1) Look for signs of relaxation: A loose mouth, relaxed muscles around the eyes, and an overall calm demeanor for your dog.
2) Watch out for panting: While dogs can pant from heat or excitement, it is also a sign of happiness or stress relief; an open mouth doesn’t always indicate the same thing as human laughter.
3) Listen to them bark: Does barking make your dog happy? A dog will typically bark with an upbeat tempo rather than an angry one if they’re excited to see someone or something–which means it’s a pretty good indication that they’re feeling good. Many owners interpret barking as how dogs laugh – this could be the case. And well, when one dog barks, another usually chimes in! So, could this be the canine equivalent of the laughter contagion humans experience? Quite possibly!
4) Check out their tails: Wagging tails indicate excitability, while curled tails can be a sign of contentment. A dog’s tail’s position is critical to tell the difference between tense behavior and happiness.
Are Smiling Dogs Mimicking Us
It’s long been debated whether or not dogs smile or grin. And if a dog smiles, is it because they’re happy, or are they just trying to imitate us? As a pet owner, I’ve always wondered what my dog was thinking.
So I decided to ask around and see what other dog owners had to say about this topic. It turns out that there have been several studies done on the dog in recent years, and the findings seem to be all over the place, depending on who you ask.

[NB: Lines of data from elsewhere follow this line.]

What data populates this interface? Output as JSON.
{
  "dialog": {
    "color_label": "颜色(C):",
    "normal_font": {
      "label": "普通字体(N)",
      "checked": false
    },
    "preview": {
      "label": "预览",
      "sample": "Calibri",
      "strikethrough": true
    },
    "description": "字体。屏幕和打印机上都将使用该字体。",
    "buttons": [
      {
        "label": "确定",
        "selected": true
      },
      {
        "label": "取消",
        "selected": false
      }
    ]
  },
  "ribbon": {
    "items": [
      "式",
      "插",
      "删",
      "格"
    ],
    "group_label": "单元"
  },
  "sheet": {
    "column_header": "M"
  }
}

For example, one study found that your four-legged friend isn’t to create a human-like smile due to their physiology- which suggests that dog smiles are more of an imitation than an expression of happiness. On the other hand, another study found that some canines did appear happy when exposed to treats and toys- which would make sense if we accept the idea that smiling is a way for them to communicate joy with their owners!

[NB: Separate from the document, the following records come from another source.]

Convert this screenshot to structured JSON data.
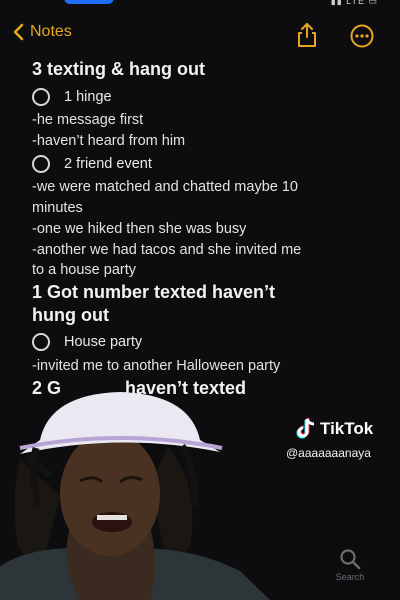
{
  "nav": {
    "back_label": "Notes"
  },
  "note": {
    "sections": [
      {
        "heading": "3 texting & hang out",
        "items": [
          {
            "label": "1 hinge",
            "lines": [
              "-he message first",
              "-haven’t heard from him"
            ]
          },
          {
            "label": "2 friend event",
            "lines": [
              "-we were matched and chatted maybe 10",
              "minutes",
              "-one we hiked then she was busy",
              "-another we had tacos and she invited me",
              "to a house party"
            ]
          }
        ]
      },
      {
        "heading_line1": "1 Got number texted haven’t",
        "heading_line2": "hung out",
        "items": [
          {
            "label": "House party",
            "lines": [
              "-invited me to another Halloween party"
            ]
          }
        ]
      },
      {
        "heading_prefix": "2 G",
        "heading_suffix": "haven’t texted"
      }
    ]
  },
  "overlay": {
    "brand": "TikTok",
    "handle": "@aaaaaaanaya"
  },
  "tabbar": {
    "search_label": "Search"
  },
  "colors": {
    "accent": "#e6a623",
    "background": "#0d0d0f"
  }
}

You’re more likely to see a dog wagging to show you the equivalent of a submissive grin than a natural dog smile. Showing submission with a relaxed face and loose, simple body language is how a pet indeed smiles at a person. No teeth needed!
You may notice the upward movement of their lips, but like other animals, dogs have a lot of different body language to show humans how they feel. Has your dog ever lifted a paw toward you like they want to give you a handshake? The average person recognizes this appeasement gesture as another expression of joy by pets nearly as much as a wagging tail.
Any time your dog tries to communicate with you, whether through facial expression or another part of their body, it can be considered the equivalent of a human smile. Your pet tells you in so many ways daily that they love you; you just have to watch for them!
Dogs may not smile in the traditional sense, but that doesn’t mean they don’t show their happiness in other ways. Their tail wags, their ears perk up, and they may even lean into you when feeling content. So next time you see your dog looking happy, rest assured that they are probably smiling on the inside.
Frequently Asked Questions
Are dogs actually happy when they smile?
Some people may misinterpret even aggressive teeth-baring as a pleasant greeting. Dogs typically grin because they are happy, so it's simple to compare that emotion to human smiles.
Do dogs ever smile?
Dog owners mistake this "dog smile" for one since it typically appears when the animal is at ease and seems content. The phenomenon known as laughter contagion describes how these "dog smiles" frequently follow a human smile. The reason we smile at dogs may cause them to grin in return.
Do dogs smile or laugh?
Dogs can laugh as well, and they usually do so when they are having fun. Canine laughter starts off with the canine equivalent of a smile but also makes a sound very similar to panting.
How do you know when dogs smile?
According to Lotz, when a dog is pleased and smiling, she would "have ears forward or in the relaxed state for the breed, relaxed eyes, and a big wide open mouth, with tongue hanging down, sometimes panting too."